▶ [PROVIDED RECORDS]
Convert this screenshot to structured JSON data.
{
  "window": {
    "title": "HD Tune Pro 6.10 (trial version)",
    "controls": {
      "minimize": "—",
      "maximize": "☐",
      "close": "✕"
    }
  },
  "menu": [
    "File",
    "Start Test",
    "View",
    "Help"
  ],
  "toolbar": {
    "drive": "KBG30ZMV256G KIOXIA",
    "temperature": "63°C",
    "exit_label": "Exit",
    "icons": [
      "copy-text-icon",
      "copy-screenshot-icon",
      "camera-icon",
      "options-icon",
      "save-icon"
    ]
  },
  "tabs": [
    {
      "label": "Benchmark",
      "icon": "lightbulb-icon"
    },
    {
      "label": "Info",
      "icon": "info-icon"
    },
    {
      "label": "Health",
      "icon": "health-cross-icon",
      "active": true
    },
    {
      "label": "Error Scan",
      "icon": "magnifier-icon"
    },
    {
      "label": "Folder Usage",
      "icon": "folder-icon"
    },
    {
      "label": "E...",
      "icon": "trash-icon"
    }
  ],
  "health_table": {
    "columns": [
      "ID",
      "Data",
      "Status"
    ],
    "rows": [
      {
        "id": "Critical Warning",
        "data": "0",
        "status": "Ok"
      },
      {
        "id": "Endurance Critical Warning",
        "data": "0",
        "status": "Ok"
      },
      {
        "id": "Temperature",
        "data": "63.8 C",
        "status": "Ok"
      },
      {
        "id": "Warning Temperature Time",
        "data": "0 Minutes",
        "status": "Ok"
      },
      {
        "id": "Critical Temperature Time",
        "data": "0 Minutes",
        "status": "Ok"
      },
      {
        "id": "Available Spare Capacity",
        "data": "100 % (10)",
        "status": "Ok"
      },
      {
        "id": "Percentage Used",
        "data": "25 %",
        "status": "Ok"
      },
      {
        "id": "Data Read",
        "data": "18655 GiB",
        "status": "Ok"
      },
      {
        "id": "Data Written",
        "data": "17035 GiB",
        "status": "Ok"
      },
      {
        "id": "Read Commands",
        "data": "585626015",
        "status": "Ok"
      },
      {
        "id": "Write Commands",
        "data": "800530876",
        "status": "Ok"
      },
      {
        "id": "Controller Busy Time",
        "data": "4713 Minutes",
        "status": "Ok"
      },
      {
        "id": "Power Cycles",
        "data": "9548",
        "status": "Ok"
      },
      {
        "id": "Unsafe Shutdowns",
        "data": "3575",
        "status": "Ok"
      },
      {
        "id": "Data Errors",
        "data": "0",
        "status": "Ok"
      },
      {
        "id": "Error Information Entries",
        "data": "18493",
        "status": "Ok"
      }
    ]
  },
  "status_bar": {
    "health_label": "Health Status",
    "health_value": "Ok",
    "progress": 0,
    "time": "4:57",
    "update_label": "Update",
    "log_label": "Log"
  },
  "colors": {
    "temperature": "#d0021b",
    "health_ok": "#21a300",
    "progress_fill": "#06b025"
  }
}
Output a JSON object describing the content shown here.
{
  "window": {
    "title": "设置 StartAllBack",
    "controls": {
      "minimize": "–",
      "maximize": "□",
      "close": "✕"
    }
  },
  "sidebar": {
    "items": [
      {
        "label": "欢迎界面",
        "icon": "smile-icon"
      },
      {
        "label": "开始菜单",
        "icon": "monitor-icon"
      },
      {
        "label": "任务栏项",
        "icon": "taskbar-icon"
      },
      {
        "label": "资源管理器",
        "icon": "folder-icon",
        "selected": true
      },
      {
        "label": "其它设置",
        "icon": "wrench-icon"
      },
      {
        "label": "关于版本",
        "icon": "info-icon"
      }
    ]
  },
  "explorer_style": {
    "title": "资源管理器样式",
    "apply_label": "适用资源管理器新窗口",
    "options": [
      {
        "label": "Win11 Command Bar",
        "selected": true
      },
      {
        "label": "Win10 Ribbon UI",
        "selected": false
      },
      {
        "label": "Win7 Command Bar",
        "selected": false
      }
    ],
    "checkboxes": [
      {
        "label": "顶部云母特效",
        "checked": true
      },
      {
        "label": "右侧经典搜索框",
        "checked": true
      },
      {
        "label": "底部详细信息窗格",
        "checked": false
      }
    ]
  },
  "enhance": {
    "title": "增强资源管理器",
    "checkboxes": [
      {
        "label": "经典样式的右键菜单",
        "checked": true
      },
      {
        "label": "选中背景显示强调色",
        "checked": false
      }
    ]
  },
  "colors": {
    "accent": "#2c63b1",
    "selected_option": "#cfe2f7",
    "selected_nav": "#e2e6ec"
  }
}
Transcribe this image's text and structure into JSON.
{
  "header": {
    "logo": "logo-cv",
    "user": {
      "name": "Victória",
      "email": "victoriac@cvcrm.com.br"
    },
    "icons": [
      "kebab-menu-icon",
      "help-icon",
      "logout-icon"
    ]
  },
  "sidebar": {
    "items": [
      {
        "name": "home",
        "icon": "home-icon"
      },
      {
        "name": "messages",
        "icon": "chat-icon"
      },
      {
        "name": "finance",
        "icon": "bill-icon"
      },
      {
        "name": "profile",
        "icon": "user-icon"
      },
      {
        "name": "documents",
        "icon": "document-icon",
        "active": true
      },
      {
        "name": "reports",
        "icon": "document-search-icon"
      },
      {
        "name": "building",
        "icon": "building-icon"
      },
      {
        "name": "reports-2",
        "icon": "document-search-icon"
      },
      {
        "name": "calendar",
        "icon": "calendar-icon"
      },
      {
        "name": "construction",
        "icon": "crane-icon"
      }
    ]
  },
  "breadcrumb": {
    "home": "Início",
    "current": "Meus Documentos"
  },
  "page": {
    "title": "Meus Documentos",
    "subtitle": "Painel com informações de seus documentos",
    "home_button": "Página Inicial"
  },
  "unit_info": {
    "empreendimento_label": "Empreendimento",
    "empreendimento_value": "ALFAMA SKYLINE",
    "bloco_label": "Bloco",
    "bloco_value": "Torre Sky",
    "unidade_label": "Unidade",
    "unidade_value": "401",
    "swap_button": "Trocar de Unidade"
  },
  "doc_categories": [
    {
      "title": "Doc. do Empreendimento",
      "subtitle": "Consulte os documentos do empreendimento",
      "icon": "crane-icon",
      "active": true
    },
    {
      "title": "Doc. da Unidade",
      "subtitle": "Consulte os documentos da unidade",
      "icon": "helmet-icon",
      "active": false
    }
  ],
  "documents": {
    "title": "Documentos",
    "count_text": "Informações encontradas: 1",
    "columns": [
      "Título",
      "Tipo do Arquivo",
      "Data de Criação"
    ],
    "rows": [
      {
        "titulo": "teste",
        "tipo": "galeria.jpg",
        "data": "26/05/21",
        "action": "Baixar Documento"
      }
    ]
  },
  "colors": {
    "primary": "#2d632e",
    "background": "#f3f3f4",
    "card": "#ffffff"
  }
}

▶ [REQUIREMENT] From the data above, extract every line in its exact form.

▶ [SOLUTION]
Convert this screenshot to structured JSON data.
{
  "window": {
    "title": "HD Tune Pro 6.10 (trial version)",
    "controls": {
      "minimize": "—",
      "maximize": "☐",
      "close": "✕"
    }
  },
  "menu": [
    "File",
    "Start Test",
    "View",
    "Help"
  ],
  "toolbar": {
    "drive": "KBG30ZMV256G KIOXIA",
    "temperature": "63°C",
    "exit_label": "Exit",
    "icons": [
      "copy-text-icon",
      "copy-screenshot-icon",
      "camera-icon",
      "options-icon",
      "save-icon"
    ]
  },
  "tabs": [
    {
      "label": "Benchmark",
      "icon": "lightbulb-icon"
    },
    {
      "label": "Info",
      "icon": "info-icon"
    },
    {
      "label": "Health",
      "icon": "health-cross-icon",
      "active": true
    },
    {
      "label": "Error Scan",
      "icon": "magnifier-icon"
    },
    {
      "label": "Folder Usage",
      "icon": "folder-icon"
    },
    {
      "label": "E...",
      "icon": "trash-icon"
    }
  ],
  "health_table": {
    "columns": [
      "ID",
      "Data",
      "Status"
    ],
    "rows": [
      {
        "id": "Critical Warning",
        "data": "0",
        "status": "Ok"
      },
      {
        "id": "Endurance Critical Warning",
        "data": "0",
        "status": "Ok"
      },
      {
        "id": "Temperature",
        "data": "63.8 C",
        "status": "Ok"
      },
      {
        "id": "Warning Temperature Time",
        "data": "0 Minutes",
        "status": "Ok"
      },
      {
        "id": "Critical Temperature Time",
        "data": "0 Minutes",
        "status": "Ok"
      },
      {
        "id": "Available Spare Capacity",
        "data": "100 % (10)",
        "status": "Ok"
      },
      {
        "id": "Percentage Used",
        "data": "25 %",
        "status": "Ok"
      },
      {
        "id": "Data Read",
        "data": "18655 GiB",
        "status": "Ok"
      },
      {
        "id": "Data Written",
        "data": "17035 GiB",
        "status": "Ok"
      },
      {
        "id": "Read Commands",
        "data": "585626015",
        "status": "Ok"
      },
      {
        "id": "Write Commands",
        "data": "800530876",
        "status": "Ok"
      },
      {
        "id": "Controller Busy Time",
        "data": "4713 Minutes",
        "status": "Ok"
      },
      {
        "id": "Power Cycles",
        "data": "9548",
        "status": "Ok"
      },
      {
        "id": "Unsafe Shutdowns",
        "data": "3575",
        "status": "Ok"
      },
      {
        "id": "Data Errors",
        "data": "0",
        "status": "Ok"
      },
      {
        "id": "Error Information Entries",
        "data": "18493",
        "status": "Ok"
      }
    ]
  },
  "status_bar": {
    "health_label": "Health Status",
    "health_value": "Ok",
    "progress": 0,
    "time": "4:57",
    "update_label": "Update",
    "log_label": "Log"
  },
  "colors": {
    "temperature": "#d0021b",
    "health_ok": "#21a300",
    "progress_fill": "#06b025"
  }
}
Output a JSON object describing the content shown here.
{
  "window": {
    "title": "设置 StartAllBack",
    "controls": {
      "minimize": "–",
      "maximize": "□",
      "close": "✕"
    }
  },
  "sidebar": {
    "items": [
      {
        "label": "欢迎界面",
        "icon": "smile-icon"
      },
      {
        "label": "开始菜单",
        "icon": "monitor-icon"
      },
      {
        "label": "任务栏项",
        "icon": "taskbar-icon"
      },
      {
        "label": "资源管理器",
        "icon": "folder-icon",
        "selected": true
      },
      {
        "label": "其它设置",
        "icon": "wrench-icon"
      },
      {
        "label": "关于版本",
        "icon": "info-icon"
      }
    ]
  },
  "explorer_style": {
    "title": "资源管理器样式",
    "apply_label": "适用资源管理器新窗口",
    "options": [
      {
        "label": "Win11 Command Bar",
        "selected": true
      },
      {
        "label": "Win10 Ribbon UI",
        "selected": false
      },
      {
        "label": "Win7 Command Bar",
        "selected": false
      }
    ],
    "checkboxes": [
      {
        "label": "顶部云母特效",
        "checked": true
      },
      {
        "label": "右侧经典搜索框",
        "checked": true
      },
      {
        "label": "底部详细信息窗格",
        "checked": false
      }
    ]
  },
  "enhance": {
    "title": "增强资源管理器",
    "checkboxes": [
      {
        "label": "经典样式的右键菜单",
        "checked": true
      },
      {
        "label": "选中背景显示强调色",
        "checked": false
      }
    ]
  },
  "colors": {
    "accent": "#2c63b1",
    "selected_option": "#cfe2f7",
    "selected_nav": "#e2e6ec"
  }
}
Transcribe this image's text and structure into JSON.
{
  "header": {
    "logo": "logo-cv",
    "user": {
      "name": "Victória",
      "email": "victoriac@cvcrm.com.br"
    },
    "icons": [
      "kebab-menu-icon",
      "help-icon",
      "logout-icon"
    ]
  },
  "sidebar": {
    "items": [
      {
        "name": "home",
        "icon": "home-icon"
      },
      {
        "name": "messages",
        "icon": "chat-icon"
      },
      {
        "name": "finance",
        "icon": "bill-icon"
      },
      {
        "name": "profile",
        "icon": "user-icon"
      },
      {
        "name": "documents",
        "icon": "document-icon",
        "active": true
      },
      {
        "name": "reports",
        "icon": "document-search-icon"
      },
      {
        "name": "building",
        "icon": "building-icon"
      },
      {
        "name": "reports-2",
        "icon": "document-search-icon"
      },
      {
        "name": "calendar",
        "icon": "calendar-icon"
      },
      {
        "name": "construction",
        "icon": "crane-icon"
      }
    ]
  },
  "breadcrumb": {
    "home": "Início",
    "current": "Meus Documentos"
  },
  "page": {
    "title": "Meus Documentos",
    "subtitle": "Painel com informações de seus documentos",
    "home_button": "Página Inicial"
  },
  "unit_info": {
    "empreendimento_label": "Empreendimento",
    "empreendimento_value": "ALFAMA SKYLINE",
    "bloco_label": "Bloco",
    "bloco_value": "Torre Sky",
    "unidade_label": "Unidade",
    "unidade_value": "401",
    "swap_button": "Trocar de Unidade"
  },
  "doc_categories": [
    {
      "title": "Doc. do Empreendimento",
      "subtitle": "Consulte os documentos do empreendimento",
      "icon": "crane-icon",
      "active": true
    },
    {
      "title": "Doc. da Unidade",
      "subtitle": "Consulte os documentos da unidade",
      "icon": "helmet-icon",
      "active": false
    }
  ],
  "documents": {
    "title": "Documentos",
    "count_text": "Informações encontradas: 1",
    "columns": [
      "Título",
      "Tipo do Arquivo",
      "Data de Criação"
    ],
    "rows": [
      {
        "titulo": "teste",
        "tipo": "galeria.jpg",
        "data": "26/05/21",
        "action": "Baixar Documento"
      }
    ]
  },
  "colors": {
    "primary": "#2d632e",
    "background": "#f3f3f4",
    "card": "#ffffff"
  }
}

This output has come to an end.